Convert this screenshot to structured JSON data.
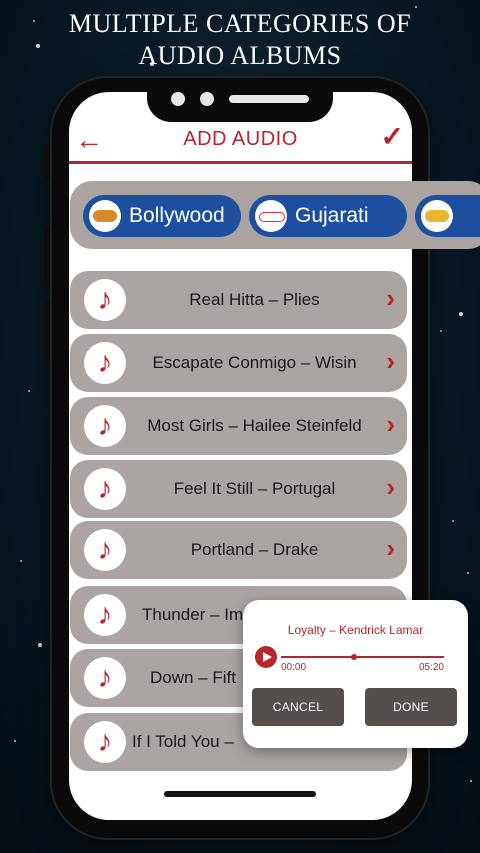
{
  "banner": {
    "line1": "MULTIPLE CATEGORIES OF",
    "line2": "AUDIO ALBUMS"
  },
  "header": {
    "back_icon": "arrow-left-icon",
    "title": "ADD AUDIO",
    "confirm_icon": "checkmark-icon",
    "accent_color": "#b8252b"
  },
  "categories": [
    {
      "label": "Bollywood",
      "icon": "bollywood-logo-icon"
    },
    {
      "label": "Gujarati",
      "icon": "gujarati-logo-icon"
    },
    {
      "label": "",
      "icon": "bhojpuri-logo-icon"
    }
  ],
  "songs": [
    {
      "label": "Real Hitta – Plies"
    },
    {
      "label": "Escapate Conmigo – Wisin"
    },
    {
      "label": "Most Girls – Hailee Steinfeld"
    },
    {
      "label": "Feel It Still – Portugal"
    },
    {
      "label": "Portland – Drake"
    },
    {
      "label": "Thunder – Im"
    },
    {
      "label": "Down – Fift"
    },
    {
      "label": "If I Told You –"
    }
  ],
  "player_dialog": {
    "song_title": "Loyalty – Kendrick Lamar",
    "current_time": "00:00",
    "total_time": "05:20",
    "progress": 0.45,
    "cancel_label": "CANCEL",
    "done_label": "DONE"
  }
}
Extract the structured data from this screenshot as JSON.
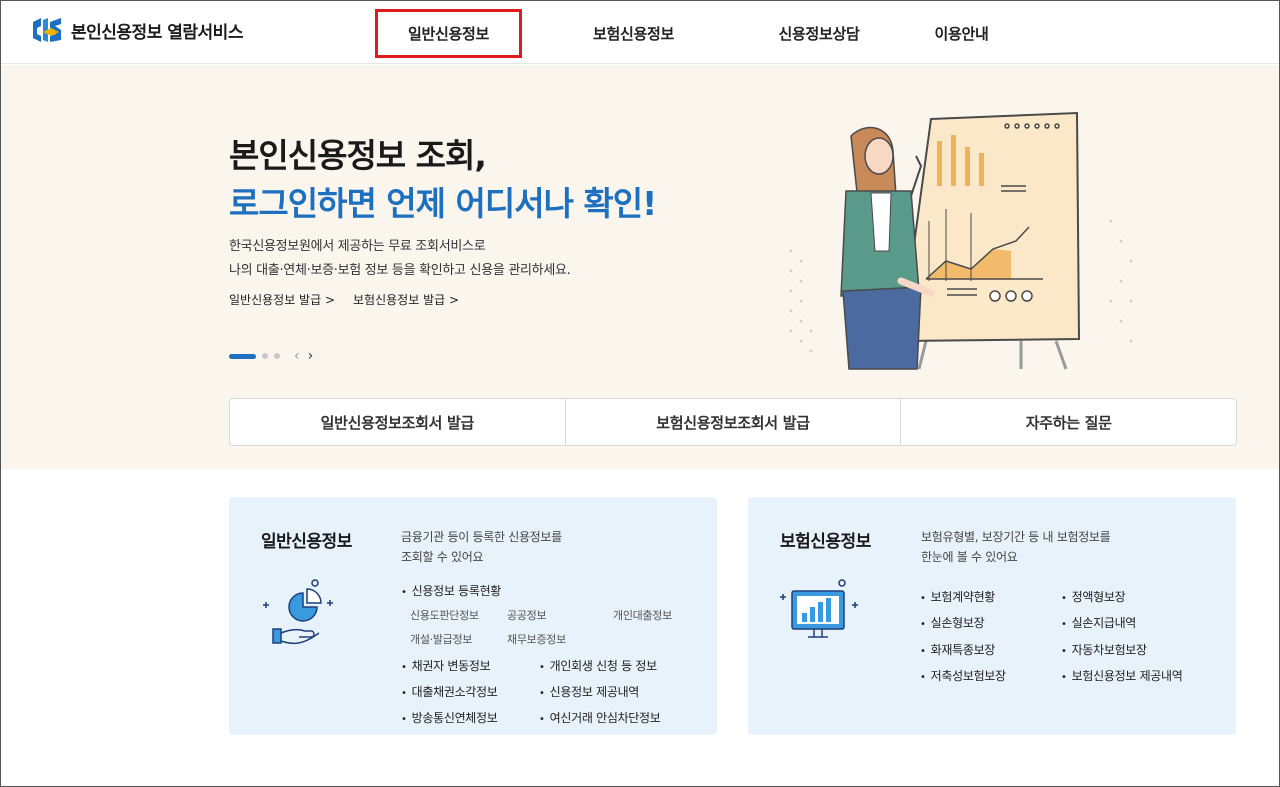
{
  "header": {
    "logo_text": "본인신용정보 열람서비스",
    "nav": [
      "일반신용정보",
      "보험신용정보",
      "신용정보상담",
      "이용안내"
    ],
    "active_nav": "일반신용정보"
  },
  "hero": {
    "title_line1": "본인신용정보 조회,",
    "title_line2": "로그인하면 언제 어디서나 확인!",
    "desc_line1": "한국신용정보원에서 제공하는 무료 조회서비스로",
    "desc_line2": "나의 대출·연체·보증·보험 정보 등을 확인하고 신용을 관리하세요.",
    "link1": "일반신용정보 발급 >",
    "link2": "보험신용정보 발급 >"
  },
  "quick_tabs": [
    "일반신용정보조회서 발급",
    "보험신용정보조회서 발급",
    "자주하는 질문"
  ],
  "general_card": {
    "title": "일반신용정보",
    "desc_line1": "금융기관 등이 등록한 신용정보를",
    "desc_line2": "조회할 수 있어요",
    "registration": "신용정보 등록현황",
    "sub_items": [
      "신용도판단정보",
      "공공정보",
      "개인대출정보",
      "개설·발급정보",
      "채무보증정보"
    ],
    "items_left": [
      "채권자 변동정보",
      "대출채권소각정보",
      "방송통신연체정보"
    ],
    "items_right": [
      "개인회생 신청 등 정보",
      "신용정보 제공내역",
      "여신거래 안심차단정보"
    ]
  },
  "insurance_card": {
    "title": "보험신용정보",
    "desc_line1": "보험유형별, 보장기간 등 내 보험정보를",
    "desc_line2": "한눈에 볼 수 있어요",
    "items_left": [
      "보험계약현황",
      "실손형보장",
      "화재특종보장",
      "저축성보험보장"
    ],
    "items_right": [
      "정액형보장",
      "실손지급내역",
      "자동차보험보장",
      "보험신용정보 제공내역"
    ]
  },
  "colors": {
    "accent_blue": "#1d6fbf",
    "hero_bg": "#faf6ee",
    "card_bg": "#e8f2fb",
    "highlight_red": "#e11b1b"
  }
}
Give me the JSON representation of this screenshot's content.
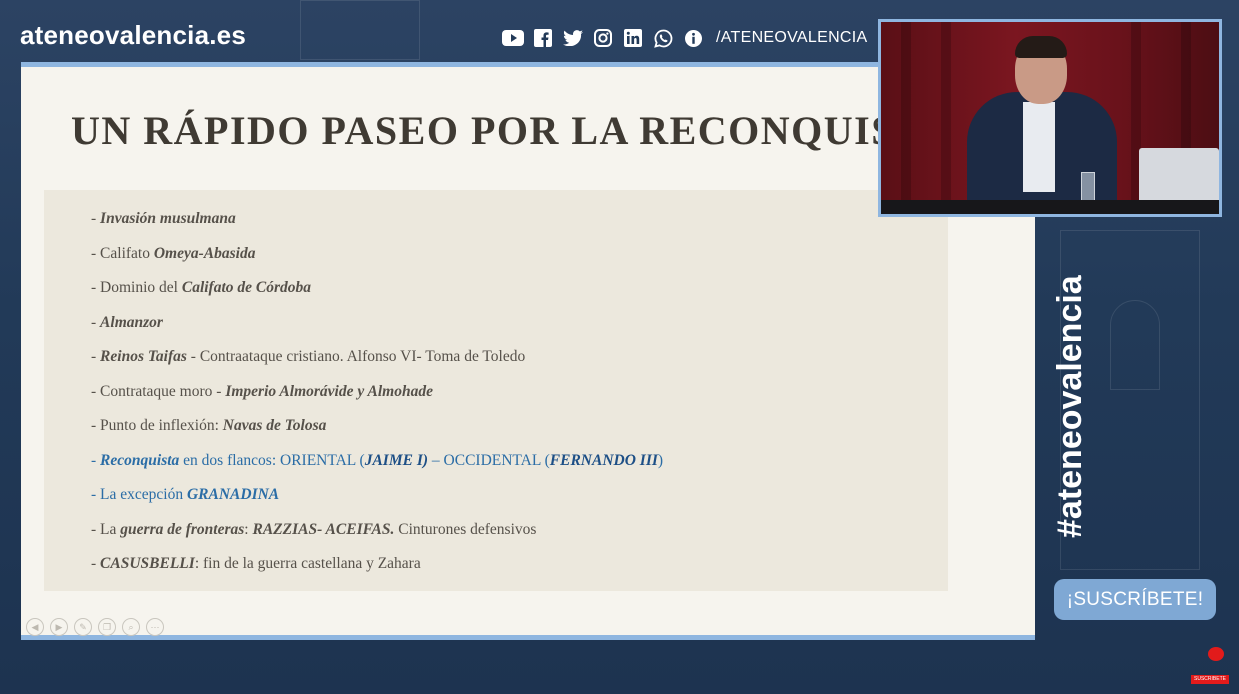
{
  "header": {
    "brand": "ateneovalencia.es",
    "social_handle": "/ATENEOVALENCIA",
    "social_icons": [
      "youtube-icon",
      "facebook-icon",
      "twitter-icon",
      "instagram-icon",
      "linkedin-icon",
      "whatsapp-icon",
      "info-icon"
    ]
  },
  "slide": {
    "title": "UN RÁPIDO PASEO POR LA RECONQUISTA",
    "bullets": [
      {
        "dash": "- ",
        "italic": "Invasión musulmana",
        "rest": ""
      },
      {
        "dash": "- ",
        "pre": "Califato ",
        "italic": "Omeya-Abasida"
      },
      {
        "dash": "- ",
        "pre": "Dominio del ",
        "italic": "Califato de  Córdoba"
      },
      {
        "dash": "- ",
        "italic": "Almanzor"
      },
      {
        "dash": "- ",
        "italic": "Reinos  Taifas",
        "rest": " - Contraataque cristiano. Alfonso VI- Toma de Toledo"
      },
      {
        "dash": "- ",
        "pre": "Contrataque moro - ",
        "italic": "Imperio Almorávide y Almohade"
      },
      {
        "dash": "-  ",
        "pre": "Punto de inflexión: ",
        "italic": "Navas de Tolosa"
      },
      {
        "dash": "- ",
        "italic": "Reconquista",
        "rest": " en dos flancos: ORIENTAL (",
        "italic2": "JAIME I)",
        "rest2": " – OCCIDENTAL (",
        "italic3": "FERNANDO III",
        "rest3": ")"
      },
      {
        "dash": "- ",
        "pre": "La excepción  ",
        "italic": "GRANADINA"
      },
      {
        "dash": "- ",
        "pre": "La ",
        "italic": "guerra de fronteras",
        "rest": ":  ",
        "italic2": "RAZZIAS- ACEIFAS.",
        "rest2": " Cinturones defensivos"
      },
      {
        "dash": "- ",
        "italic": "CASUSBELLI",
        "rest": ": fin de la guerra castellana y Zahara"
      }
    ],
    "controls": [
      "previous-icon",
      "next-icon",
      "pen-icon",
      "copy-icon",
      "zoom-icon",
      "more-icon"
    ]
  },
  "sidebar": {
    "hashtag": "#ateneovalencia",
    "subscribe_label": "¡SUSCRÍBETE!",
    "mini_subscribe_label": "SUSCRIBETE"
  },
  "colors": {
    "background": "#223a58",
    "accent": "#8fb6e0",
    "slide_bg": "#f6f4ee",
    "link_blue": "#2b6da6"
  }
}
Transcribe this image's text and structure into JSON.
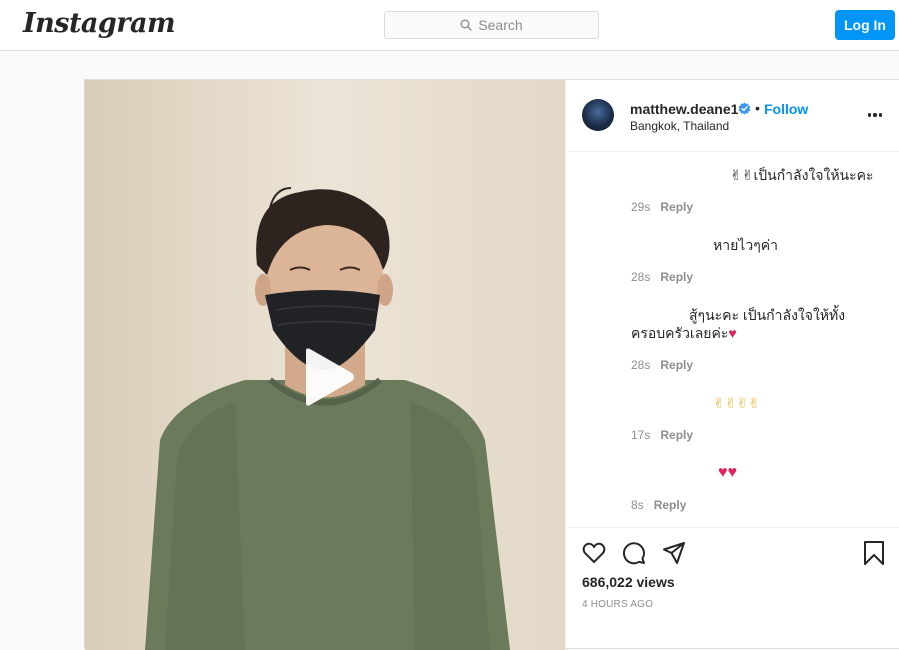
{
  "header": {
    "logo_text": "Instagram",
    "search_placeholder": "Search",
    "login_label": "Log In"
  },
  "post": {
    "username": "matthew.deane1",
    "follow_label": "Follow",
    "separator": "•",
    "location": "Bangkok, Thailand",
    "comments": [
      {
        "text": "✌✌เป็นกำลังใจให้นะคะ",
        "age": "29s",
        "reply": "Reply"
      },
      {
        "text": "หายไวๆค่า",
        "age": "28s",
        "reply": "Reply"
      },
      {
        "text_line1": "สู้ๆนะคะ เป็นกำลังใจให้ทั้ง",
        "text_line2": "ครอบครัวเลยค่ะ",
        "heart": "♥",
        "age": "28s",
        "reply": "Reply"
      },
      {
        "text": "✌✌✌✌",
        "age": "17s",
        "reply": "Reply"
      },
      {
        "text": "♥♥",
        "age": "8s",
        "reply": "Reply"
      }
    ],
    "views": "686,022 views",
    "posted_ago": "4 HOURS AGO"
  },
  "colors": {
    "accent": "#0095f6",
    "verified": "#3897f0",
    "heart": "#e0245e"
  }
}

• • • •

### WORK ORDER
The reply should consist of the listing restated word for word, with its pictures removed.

### EXERCISE RESPONSE
Convert this screenshot to structured JSON data.
{
  "banner": {
    "line1": "MULTIPLE CATEGORIES OF",
    "line2": "AUDIO ALBUMS"
  },
  "header": {
    "back_icon": "arrow-left-icon",
    "title": "ADD AUDIO",
    "confirm_icon": "checkmark-icon",
    "accent_color": "#b8252b"
  },
  "categories": [
    {
      "label": "Bollywood",
      "icon": "bollywood-logo-icon"
    },
    {
      "label": "Gujarati",
      "icon": "gujarati-logo-icon"
    },
    {
      "label": "",
      "icon": "bhojpuri-logo-icon"
    }
  ],
  "songs": [
    {
      "label": "Real Hitta – Plies"
    },
    {
      "label": "Escapate Conmigo – Wisin"
    },
    {
      "label": "Most Girls – Hailee Steinfeld"
    },
    {
      "label": "Feel It Still – Portugal"
    },
    {
      "label": "Portland – Drake"
    },
    {
      "label": "Thunder – Im"
    },
    {
      "label": "Down – Fift"
    },
    {
      "label": "If I Told You –"
    }
  ],
  "player_dialog": {
    "song_title": "Loyalty – Kendrick Lamar",
    "current_time": "00:00",
    "total_time": "05:20",
    "progress": 0.45,
    "cancel_label": "CANCEL",
    "done_label": "DONE"
  }
}
Extract the structured data from this screenshot as JSON.
{
  "header": {
    "logo_text": "본인신용정보 열람서비스",
    "nav": [
      "일반신용정보",
      "보험신용정보",
      "신용정보상담",
      "이용안내"
    ],
    "active_nav": "일반신용정보"
  },
  "hero": {
    "title_line1": "본인신용정보 조회,",
    "title_line2": "로그인하면 언제 어디서나 확인!",
    "desc_line1": "한국신용정보원에서 제공하는 무료 조회서비스로",
    "desc_line2": "나의 대출·연체·보증·보험 정보 등을 확인하고 신용을 관리하세요.",
    "link1": "일반신용정보 발급 >",
    "link2": "보험신용정보 발급 >"
  },
  "quick_tabs": [
    "일반신용정보조회서 발급",
    "보험신용정보조회서 발급",
    "자주하는 질문"
  ],
  "general_card": {
    "title": "일반신용정보",
    "desc_line1": "금융기관 등이 등록한 신용정보를",
    "desc_line2": "조회할 수 있어요",
    "registration": "신용정보 등록현황",
    "sub_items": [
      "신용도판단정보",
      "공공정보",
      "개인대출정보",
      "개설·발급정보",
      "채무보증정보"
    ],
    "items_left": [
      "채권자 변동정보",
      "대출채권소각정보",
      "방송통신연체정보"
    ],
    "items_right": [
      "개인회생 신청 등 정보",
      "신용정보 제공내역",
      "여신거래 안심차단정보"
    ]
  },
  "insurance_card": {
    "title": "보험신용정보",
    "desc_line1": "보험유형별, 보장기간 등 내 보험정보를",
    "desc_line2": "한눈에 볼 수 있어요",
    "items_left": [
      "보험계약현황",
      "실손형보장",
      "화재특종보장",
      "저축성보험보장"
    ],
    "items_right": [
      "정액형보장",
      "실손지급내역",
      "자동차보험보장",
      "보험신용정보 제공내역"
    ]
  },
  "colors": {
    "accent_blue": "#1d6fbf",
    "hero_bg": "#faf6ee",
    "card_bg": "#e8f2fb",
    "highlight_red": "#e11b1b"
  }
}
Give me the JSON representation of this screenshot's content.
{
  "header": {
    "brand": "ateneovalencia.es",
    "social_handle": "/ATENEOVALENCIA",
    "social_icons": [
      "youtube-icon",
      "facebook-icon",
      "twitter-icon",
      "instagram-icon",
      "linkedin-icon",
      "whatsapp-icon",
      "info-icon"
    ]
  },
  "slide": {
    "title": "UN RÁPIDO PASEO POR LA RECONQUISTA",
    "bullets": [
      {
        "dash": "- ",
        "italic": "Invasión musulmana",
        "rest": ""
      },
      {
        "dash": "- ",
        "pre": "Califato ",
        "italic": "Omeya-Abasida"
      },
      {
        "dash": "- ",
        "pre": "Dominio del ",
        "italic": "Califato de  Córdoba"
      },
      {
        "dash": "- ",
        "italic": "Almanzor"
      },
      {
        "dash": "- ",
        "italic": "Reinos  Taifas",
        "rest": " - Contraataque cristiano. Alfonso VI- Toma de Toledo"
      },
      {
        "dash": "- ",
        "pre": "Contrataque moro - ",
        "italic": "Imperio Almorávide y Almohade"
      },
      {
        "dash": "-  ",
        "pre": "Punto de inflexión: ",
        "italic": "Navas de Tolosa"
      },
      {
        "dash": "- ",
        "italic": "Reconquista",
        "rest": " en dos flancos: ORIENTAL (",
        "italic2": "JAIME I)",
        "rest2": " – OCCIDENTAL (",
        "italic3": "FERNANDO III",
        "rest3": ")"
      },
      {
        "dash": "- ",
        "pre": "La excepción  ",
        "italic": "GRANADINA"
      },
      {
        "dash": "- ",
        "pre": "La ",
        "italic": "guerra de fronteras",
        "rest": ":  ",
        "italic2": "RAZZIAS- ACEIFAS.",
        "rest2": " Cinturones defensivos"
      },
      {
        "dash": "- ",
        "italic": "CASUSBELLI",
        "rest": ": fin de la guerra castellana y Zahara"
      }
    ],
    "controls": [
      "previous-icon",
      "next-icon",
      "pen-icon",
      "copy-icon",
      "zoom-icon",
      "more-icon"
    ]
  },
  "sidebar": {
    "hashtag": "#ateneovalencia",
    "subscribe_label": "¡SUSCRÍBETE!",
    "mini_subscribe_label": "SUSCRIBETE"
  },
  "colors": {
    "background": "#223a58",
    "accent": "#8fb6e0",
    "slide_bg": "#f6f4ee",
    "link_blue": "#2b6da6"
  }
}
Transcribe this image's text and structure into JSON.
{
  "header": {
    "logo_text": "Instagram",
    "search_placeholder": "Search",
    "login_label": "Log In"
  },
  "post": {
    "username": "matthew.deane1",
    "follow_label": "Follow",
    "separator": "•",
    "location": "Bangkok, Thailand",
    "comments": [
      {
        "text": "✌✌เป็นกำลังใจให้นะคะ",
        "age": "29s",
        "reply": "Reply"
      },
      {
        "text": "หายไวๆค่า",
        "age": "28s",
        "reply": "Reply"
      },
      {
        "text_line1": "สู้ๆนะคะ เป็นกำลังใจให้ทั้ง",
        "text_line2": "ครอบครัวเลยค่ะ",
        "heart": "♥",
        "age": "28s",
        "reply": "Reply"
      },
      {
        "text": "✌✌✌✌",
        "age": "17s",
        "reply": "Reply"
      },
      {
        "text": "♥♥",
        "age": "8s",
        "reply": "Reply"
      }
    ],
    "views": "686,022 views",
    "posted_ago": "4 HOURS AGO"
  },
  "colors": {
    "accent": "#0095f6",
    "verified": "#3897f0",
    "heart": "#e0245e"
  }
}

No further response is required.